Loch Ness and the Great Glen have both been aiming to get UNESCO World Heritage recognition and they have deliberately kept Nessie out of this bid. Nessie and its myth aside , this is to create awareness of the area which in turn will bring about £25 million to the economy and hundreds of jobs to Scotland.
The Loch Ness monster is no longer a monster in that sense of the word as filmmakers take creative liberties. From a monster in the 1935 film to a friendly kelpie or water horse in 2007, Nessie has been packaged into numerous avatars on celluloid. Films made over the years including Bollywood horrors were examined and shown at the Glasgow Film Theatre and the National Library of Scotland (NLS) as part of Unesco’s World Day for Audiovisual Heritage.
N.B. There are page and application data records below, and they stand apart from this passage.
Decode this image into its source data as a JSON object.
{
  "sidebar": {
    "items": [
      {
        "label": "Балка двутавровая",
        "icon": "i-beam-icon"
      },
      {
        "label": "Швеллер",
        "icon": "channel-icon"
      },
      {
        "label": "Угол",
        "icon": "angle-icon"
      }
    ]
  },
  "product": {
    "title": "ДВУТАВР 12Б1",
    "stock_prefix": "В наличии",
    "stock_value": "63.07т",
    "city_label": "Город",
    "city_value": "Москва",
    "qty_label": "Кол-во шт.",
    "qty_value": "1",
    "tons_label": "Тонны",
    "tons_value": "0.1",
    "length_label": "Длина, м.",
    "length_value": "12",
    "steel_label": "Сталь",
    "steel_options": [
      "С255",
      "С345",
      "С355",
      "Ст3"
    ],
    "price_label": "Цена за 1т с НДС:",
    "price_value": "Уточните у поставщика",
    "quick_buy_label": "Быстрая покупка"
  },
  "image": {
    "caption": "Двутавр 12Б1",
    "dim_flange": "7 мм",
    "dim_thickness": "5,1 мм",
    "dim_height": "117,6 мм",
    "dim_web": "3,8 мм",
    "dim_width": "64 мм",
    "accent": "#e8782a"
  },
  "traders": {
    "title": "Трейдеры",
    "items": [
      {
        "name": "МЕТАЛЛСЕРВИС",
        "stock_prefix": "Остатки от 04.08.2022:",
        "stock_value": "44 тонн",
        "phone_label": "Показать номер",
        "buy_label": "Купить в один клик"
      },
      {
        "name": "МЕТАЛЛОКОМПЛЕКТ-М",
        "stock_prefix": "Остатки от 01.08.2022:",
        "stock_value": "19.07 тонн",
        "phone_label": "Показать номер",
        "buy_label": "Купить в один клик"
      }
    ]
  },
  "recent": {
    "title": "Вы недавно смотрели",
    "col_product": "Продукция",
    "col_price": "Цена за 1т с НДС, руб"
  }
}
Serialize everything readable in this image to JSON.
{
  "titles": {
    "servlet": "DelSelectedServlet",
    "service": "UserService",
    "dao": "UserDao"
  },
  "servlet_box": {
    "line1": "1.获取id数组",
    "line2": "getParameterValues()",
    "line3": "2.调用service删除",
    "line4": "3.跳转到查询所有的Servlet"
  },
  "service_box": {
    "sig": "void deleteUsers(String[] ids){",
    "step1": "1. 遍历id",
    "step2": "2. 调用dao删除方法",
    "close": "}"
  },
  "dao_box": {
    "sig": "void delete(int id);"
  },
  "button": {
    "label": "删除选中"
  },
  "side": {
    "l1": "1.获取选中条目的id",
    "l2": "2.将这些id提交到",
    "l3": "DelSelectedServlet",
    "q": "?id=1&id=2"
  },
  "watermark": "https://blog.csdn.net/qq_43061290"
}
Water horse or monster, Nessie is still what will draw in the crowds. Stare at the deep waters of the loch and you can’t help but see or think you’ve seen a dark shape move in the waters. In the times we are in, we all long for magic and fantastic tales and sometimes need to believe in a friendly, misjudged monster. And it’s good for business!